Dea: We love nature, especially birds. There is a clash between what’s created by humans (and can be manipulated) and what’s produced by nature (wild, ungovernable, that can’t be owned). In all our paintings, there is a nature element.
Diego: There is also a bucolic reason to it: a culture in ruins and the nature winning over human’s misery. We want to have symbols that help to read the pieces at different levels. There are different layers, textures, ways of painting… so when you come back to the artwork you see different things. You don’t understand it fully at the first time.
We want to have symbols that help to read the pieces at different levels. There are different layers, textures, ways of painting… so when you come back to the artwork you see different things. You don’t understand it fully at the first time.
Do you think that culture is dead, and that nature has won?
Diego: Culture is a way of controlling nature. The first paintings portrayed animals – it was a way to understand how to hunt them or to somehow control them. I think that culture doesn’t die, it just changes.
Dea: It’s impossible for culture to die because we live through it. We were in a project in Senegal and one of the things that shocked us most was the difference in culture. In the West there is always something new happening, our culture is practically only visual. In Africa, culture happens through music. Our concentrical circles are through the eyes, and for them through the ears. It’s really interesting how depending on where you live, culture is understood differently.
In Africa, culture happens through music. Our concentrical circles are through the eyes, and for them through the ears. It’s really interesting how depending on where you live, culture is understood differently.
Diego: I think that maturity is not physical, but through culture evolution, when you develop the structure enough to be independent. Right now, we’re living an incredible cultural moment, but maybe instead of reading something interesting, we’re looking at videos of people dancing (myself the first one). But we need remain hopeful of our own culture.
Are we overstimulated right now? What role does culture play against that?
Dea: One of our main topics is the distraction provoked by the excess of inputs. All our characters are distracted, thinking about something else. For them it’s impossible to focus as there are too many inputs. Culture is constantly reinventing itself, so there is a lot of individual work required for reading, watching a movie… it’s difficult to focus.

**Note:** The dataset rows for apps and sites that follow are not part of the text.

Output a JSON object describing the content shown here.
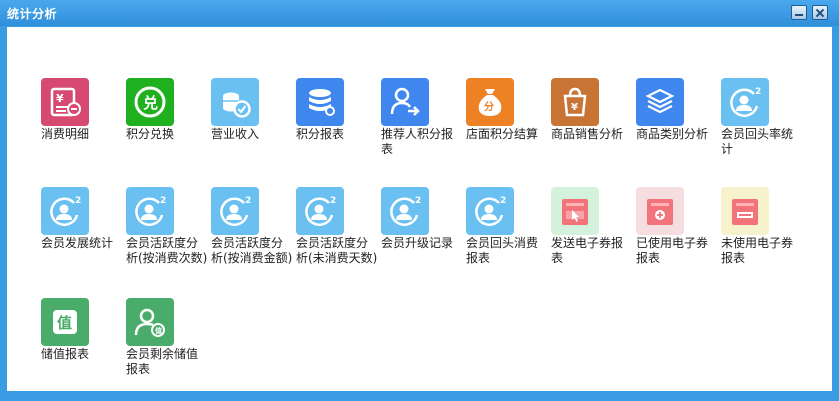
{
  "window": {
    "title": "统计分析"
  },
  "colors": {
    "frame": "#3a9be2",
    "crimson": "#d64a71",
    "green": "#1fb01f",
    "sky": "#6ac0f0",
    "blue": "#3f86ee",
    "orange": "#ee8124",
    "brown": "#c87434",
    "mint": "#4aac6a",
    "pink": "#f2737a",
    "pinkBg": "#f6dde0",
    "mintBg": "#d4f1dc",
    "cream": "#f6f3cc"
  },
  "items": [
    {
      "label": "消费明细",
      "icon": "receipt-icon"
    },
    {
      "label": "积分兑换",
      "icon": "points-exchange-icon"
    },
    {
      "label": "营业收入",
      "icon": "coins-icon"
    },
    {
      "label": "积分报表",
      "icon": "database-icon"
    },
    {
      "label": "推荐人积分报表",
      "icon": "referrer-icon"
    },
    {
      "label": "店面积分结算",
      "icon": "money-bag-icon"
    },
    {
      "label": "商品销售分析",
      "icon": "shopping-bag-icon"
    },
    {
      "label": "商品类别分析",
      "icon": "layers-icon"
    },
    {
      "label": "会员回头率统计",
      "icon": "member-return-icon"
    },
    {
      "label": "会员发展统计",
      "icon": "member-growth-icon"
    },
    {
      "label": "会员活跃度分析(按消费次数)",
      "icon": "member-activity-icon"
    },
    {
      "label": "会员活跃度分析(按消费金额)",
      "icon": "member-activity-icon"
    },
    {
      "label": "会员活跃度分析(未消费天数)",
      "icon": "member-activity-icon"
    },
    {
      "label": "会员升级记录",
      "icon": "member-upgrade-icon"
    },
    {
      "label": "会员回头消费报表",
      "icon": "member-return-report-icon"
    },
    {
      "label": "发送电子券报表",
      "icon": "send-coupon-icon"
    },
    {
      "label": "已使用电子券报表",
      "icon": "used-coupon-icon"
    },
    {
      "label": "未使用电子券报表",
      "icon": "unused-coupon-icon"
    },
    {
      "label": "储值报表",
      "icon": "stored-value-icon"
    },
    {
      "label": "会员剩余储值报表",
      "icon": "member-balance-icon"
    }
  ]
}
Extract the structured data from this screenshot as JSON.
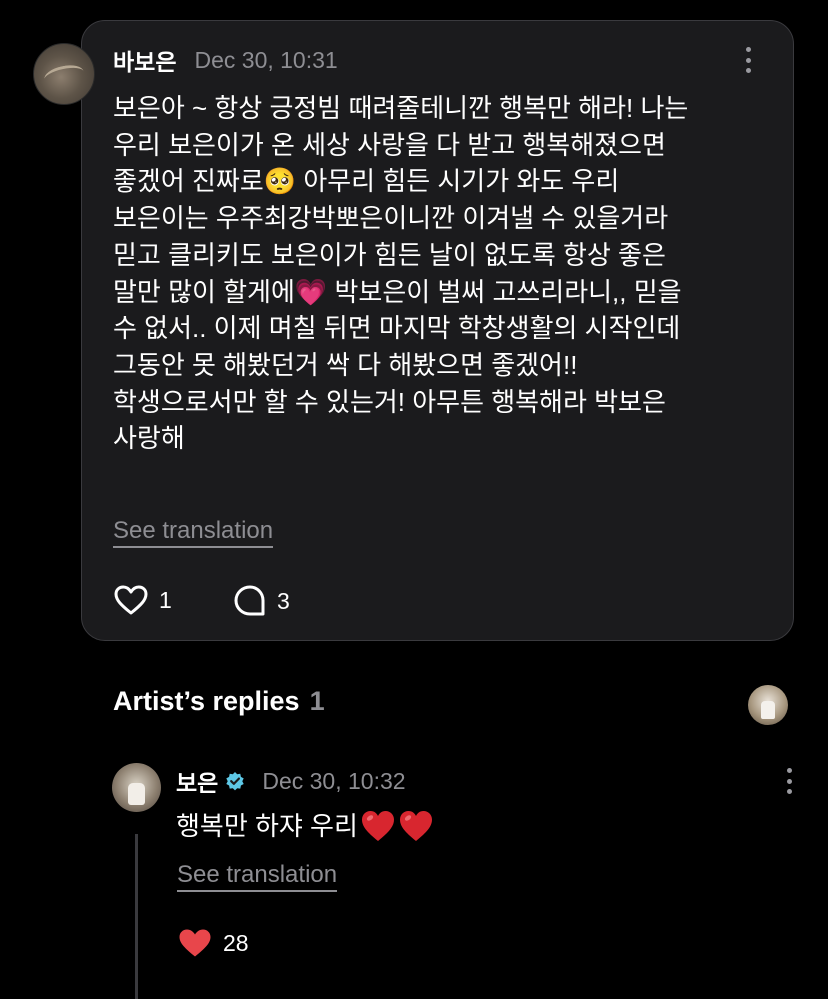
{
  "post": {
    "author": "바보은",
    "timestamp": "Dec 30, 10:31",
    "body": "보은아 ~ 항상 긍정빔 때려줄테니깐 행복만 해라! 나는\n우리 보은이가 온 세상 사랑을 다 받고 행복해졌으면\n좋겠어 진짜로🥺 아무리 힘든 시기가 와도 우리\n보은이는 우주최강박뽀은이니깐 이겨낼 수 있을거라\n믿고 클리키도 보은이가 힘든 날이 없도록 항상 좋은\n말만 많이 할게에💗 박보은이 벌써 고쓰리라니,, 믿을\n수 없서.. 이제 며칠 뒤면 마지막 학창생활의 시작인데\n그동안 못 해봤던거 싹 다 해봤으면 좋겠어!!\n학생으로서만 할 수 있는거! 아무튼 행복해라 박보은\n사랑해",
    "see_translation": "See translation",
    "like_count": "1",
    "comment_count": "3",
    "like_icon": "heart-outline-icon",
    "comment_icon": "comment-bubble-icon"
  },
  "replies": {
    "title": "Artist’s replies",
    "count": "1"
  },
  "reply": {
    "author": "보은",
    "verified_icon": "verified-badge-icon",
    "timestamp": "Dec 30, 10:32",
    "body": "행복만 하쟈 우리",
    "emoji": "❤️❤️",
    "see_translation": "See translation",
    "like_count": "28",
    "like_icon": "heart-filled-icon"
  },
  "colors": {
    "background": "#000000",
    "card": "#1b1b1d",
    "card_border": "#3a3a3e",
    "muted_text": "#8e8e93",
    "verified": "#5ec8e6",
    "heart_red": "#e8464b"
  }
}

Culture is constantly reinventing itself, so there is a lot of individual work required for reading, watching a movie… it’s difficult to focus.
Diego: Art and culture change and adapt to that. Cinema, songs… are now different. People need more peak moments than before. Painters shouldn’t be looking for their masterpiece, you need to adapt and do more things constantly. It’s like in music, no one thinks about the full album, it’s singles. We need to find a balance – not only economically, but for people to also receive it well.
Dea: Painting doesn’t suffer that much from the need of immediacy. It’s more contemplative, you’re going to encounter a painting more than once. For us it’s important that there are enough elements to make it interesting.
How do you want to be remembered? Or asked a bit more dramatically, what do you want your gravestone to say?
Dea: If we have descendants, I’ll ask them to get mummified and placed in a painted sarcophagus. It’ll be my heritage for them (laughing).
Diego: I want people to remember us for the happiness of living, and that we really squeezed life. We don’t want to be remembered for a specific painting, but for how much we enjoyed life.
We don’t want to be remembered for a specific painting, but for how much we enjoyed life.
Dea: I think that when you grow old, having an artistic hobby is valuable. You have something to still do. Let them remember us for that endless curiosity to keep doing these weird things until the very last minute.
Diego: I like a quote that says: “They ask me why I’m so happy: it’s because I sing, I dance, and I joke around.” That’s our intention: we’re here to be happy.